The government filed the motion back in April, requesting that the court implement a 40-second tape-delay in the audio-feed from which news reporters and select observers will listen to the proceedings. It argues that the tape delay will ensure that classified information, regarding the CIA’s “enhanced interrogation” program at Guantanamo Bay, is not released to the public.
The ACLU and a coalition of 14 media organizations, including The New York Times, The Washington Post and Reuters, have filed separate motions to block the censorship.
Anytime the defendants mention their experiences in detainment, the 40-second delay will allow the court to mute the testimony. In its motion, the ACLU argued that the censorship was pointless because there’s already tons of information available to the public that details specifically what the now illegal interrogation program consisted of.
“That delay renders the proceedings presumptively closed by withholding from the public, media, and observers, at the press of a button, any access to detainees’ personal accounts of their detention and mistreatment,” the motion states.
The ACLU cites, among many sources, a 2005 report published by the International Committee of the Red Cross, in which Mohammed and the four other defendants describe how they’ve been treated while in U.S. custody. The report gives detailed information about the more brutal torture techniques used on terror suspects including sleep deprivation, prolonged nudity, beatings, forced shavings and water-boarding.
The government argues that even though classified information has leaked to the public, it’s still classified. It also argue that there’s no way to know what the defendants might reveal that will jeopardize the country’s fight against terror.
“Because the Government cannot predict whether the Accused intends to disclose classified information at [the] arraignment or during subsequent public proceedings in this case, the Government requests that the Military Judge immediately implement the protective measures set forth in the proposed Protective Order,” according to the government’s motion.
According to First Amendment precedent, the government bears the burden of proving that the potential release of classified information during the trial will cause a serious threat to National Security. The ACLU argues that many of the interrogation techniques are no longer legal and already well-known, so testimony detailing that information couldn’t be considered a threat to the country’s counter-terrorism operations.
The ACLU requests that if the court does accept the government’s motion for an audio-delay, uncensored transcripts should be made available to the public and the media in an expedient manner. Hina Shamsi, director of the ACLU’s National Security Project, argues that such a restraint of First Amendment rights only serves to further undermine the credibility of military tribunals.

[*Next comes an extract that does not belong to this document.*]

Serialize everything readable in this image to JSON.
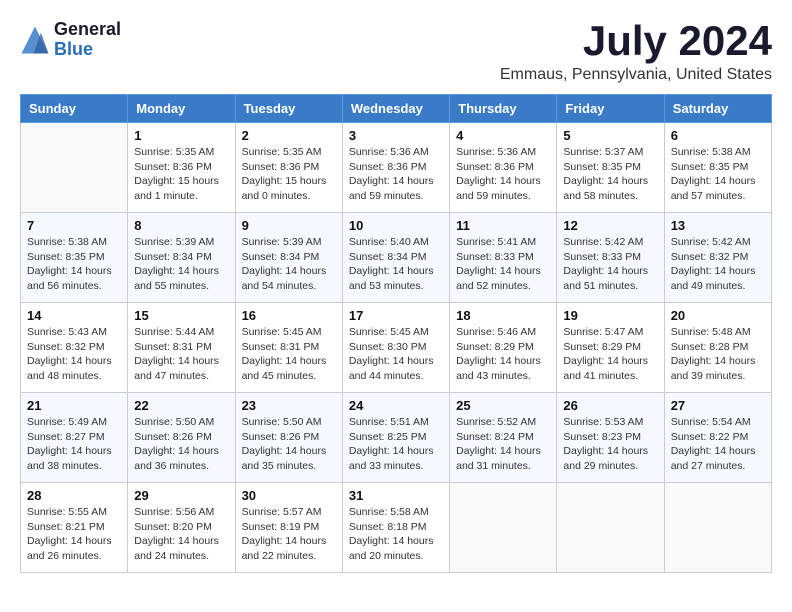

The Obama administration originally called for Mohammed to be tried in Manhattan Federal Court, but heavy backlash and costly security measures, led to the decision to move the trial to Guantanamo Bay. Many critics have called into question the fairness of military tribunals.
“There is an ongoing public debate about the fairness and transparency of the Guantanamo military commissions, and if the government succeeds in imposing its desired censorship regime, the commissions will certainly not be seen as legitimate,” Shamsi said in a release.
This article from the Village Voice Archive was posted on October 16, 2012